Most terrorist attacks have taken place in the south and east of the country and in Ankara and Istanbul. Attacks are most likely to target the Turkish state, civilians and demonstrations. Nevertheless, it’s likely that some attacks will also target western interests and tourists from western countries, particularly in the major cities.
The Turkish authorities have successfully disrupted attack planning in the recent past and have said that security has been tightened in response to recent attacks. But further attacks are likely and could be indiscriminate.
You should be vigilant, follow the advice of local security authorities, monitor media reports and keep up to date with this travel advice. See Terrorism.
British nationals need a visa to travel to Turkey, except for cruise ship passengers with ‘British Citizen’ passports who arrive at sea ports for tourist visits to the port city or nearby cities, provided that the visit doesn’t exceed 72 hours.
If you’re visiting Turkey as a tourist or on business, get an e-Visa online before you travel. Only use the official Republic of Turkey e-Visa website. Avoid unauthorised websites as they may charge an additional fee. Some unauthorised websites have issued fake e-Visas.
If you don’t have an e-Visa you can still get a visa on arrival for £20 in cash, although the visa on arrival service is due to be phased out. Getting an e-Visa from the official website before you travel will avoid possible problems or delays at the Turkish border, or when boarding your flight in the UK. See Entry requirements
Take out comprehensive travel and medical insurance before you travel.

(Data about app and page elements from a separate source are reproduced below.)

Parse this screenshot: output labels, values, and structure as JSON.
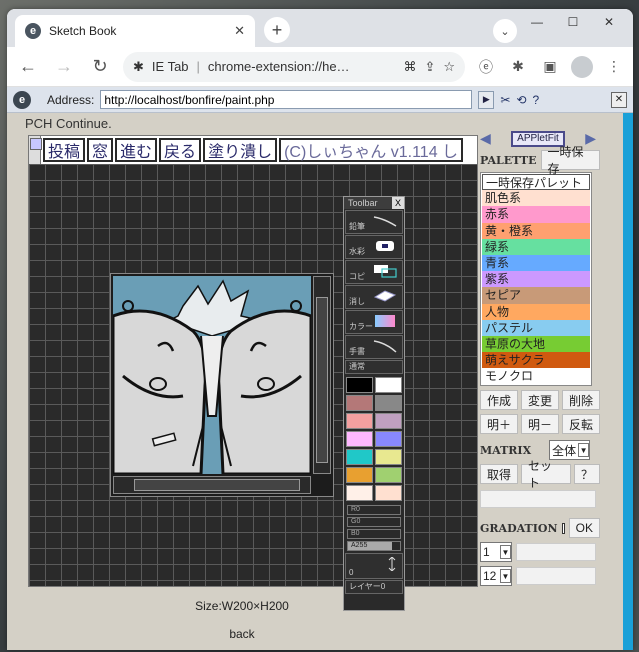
{
  "browser": {
    "tab_title": "Sketch Book",
    "tab_favicon": "e",
    "new_tab": "+",
    "omnibox_ext": "IE Tab",
    "omnibox_url": "chrome-extension://he…",
    "ietab_logo": "e",
    "address_label": "Address:",
    "address_value": "http://localhost/bonfire/paint.php"
  },
  "page": {
    "pch_continue": "PCH Continue.",
    "size_text": "Size:W200×H200",
    "back_link": "back"
  },
  "pch": {
    "menu": [
      "投稿",
      "窓",
      "進む",
      "戻る",
      "塗り潰し",
      "(C)しぃちゃん v1.114 し"
    ],
    "toolbar_title": "Toolbar",
    "toolbar_close": "X",
    "tools": [
      "鉛筆",
      "水彩",
      "コピ",
      "消し",
      "カラー",
      "手書",
      "通常"
    ],
    "swatches": [
      "#000000",
      "#ffffff",
      "#b47878",
      "#888888",
      "#f4a0a0",
      "#c0a0c0",
      "#ffb8ff",
      "#8888ff",
      "#20c8c8",
      "#e8e890",
      "#e8a030",
      "#a0d070",
      "#fff0e8",
      "#ffe0d0"
    ],
    "sliders": [
      "R0",
      "G0",
      "B0",
      "A255"
    ],
    "size_value": "0",
    "layer_label": "レイヤー0"
  },
  "right_panel": {
    "appletfit_label": "APPletFit",
    "palette_title": "PALETTE",
    "temp_save": "一時保存",
    "palettes": [
      {
        "label": "一時保存パレット",
        "color": "#ffffff"
      },
      {
        "label": "肌色系",
        "color": "#ffe0d0"
      },
      {
        "label": "赤系",
        "color": "#ff99cc"
      },
      {
        "label": "黄・橙系",
        "color": "#ffa070"
      },
      {
        "label": "緑系",
        "color": "#66e0a0"
      },
      {
        "label": "青系",
        "color": "#66aaff"
      },
      {
        "label": "紫系",
        "color": "#cc99ff"
      },
      {
        "label": "セピア",
        "color": "#c89a78"
      },
      {
        "label": "人物",
        "color": "#ffa860"
      },
      {
        "label": "パステル",
        "color": "#88ccf0"
      },
      {
        "label": "草原の大地",
        "color": "#77cc33"
      },
      {
        "label": "萌えサクラ",
        "color": "#d05a10"
      },
      {
        "label": "モノクロ",
        "color": "#ffffff"
      }
    ],
    "btn_create": "作成",
    "btn_change": "変更",
    "btn_delete": "削除",
    "btn_bright_plus": "明＋",
    "btn_bright_minus": "明－",
    "btn_invert": "反転",
    "matrix_title": "MATRIX",
    "matrix_select": "全体",
    "btn_get": "取得",
    "btn_set": "セット",
    "btn_help": "？",
    "gradation_title": "GRADATION",
    "btn_ok": "OK",
    "grad_select_1": "1",
    "grad_select_2": "12"
  }
}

If you’re travelling to commemorate the First World War centenary, see this information and advice page to help plan your trip and make sure it’s safe and trouble free.
Many parts of Turkey are subject to earthquakes. An earthquake of magnitude 6.9 occurred on 24 May 2014 in the northern Aegean Sea. See Natural disasters